• **Task details**:
Once every line containing "title" has been counted, report the total for the data and nothing else.

┌──

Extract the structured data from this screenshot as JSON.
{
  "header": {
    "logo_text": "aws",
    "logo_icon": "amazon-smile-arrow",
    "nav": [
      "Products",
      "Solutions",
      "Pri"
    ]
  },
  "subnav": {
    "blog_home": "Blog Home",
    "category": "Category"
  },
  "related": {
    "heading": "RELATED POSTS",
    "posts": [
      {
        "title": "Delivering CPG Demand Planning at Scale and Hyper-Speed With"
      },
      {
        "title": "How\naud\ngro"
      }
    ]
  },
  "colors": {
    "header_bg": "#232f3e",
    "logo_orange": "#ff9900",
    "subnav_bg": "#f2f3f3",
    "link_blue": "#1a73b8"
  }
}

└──

• **Expected answer**:
2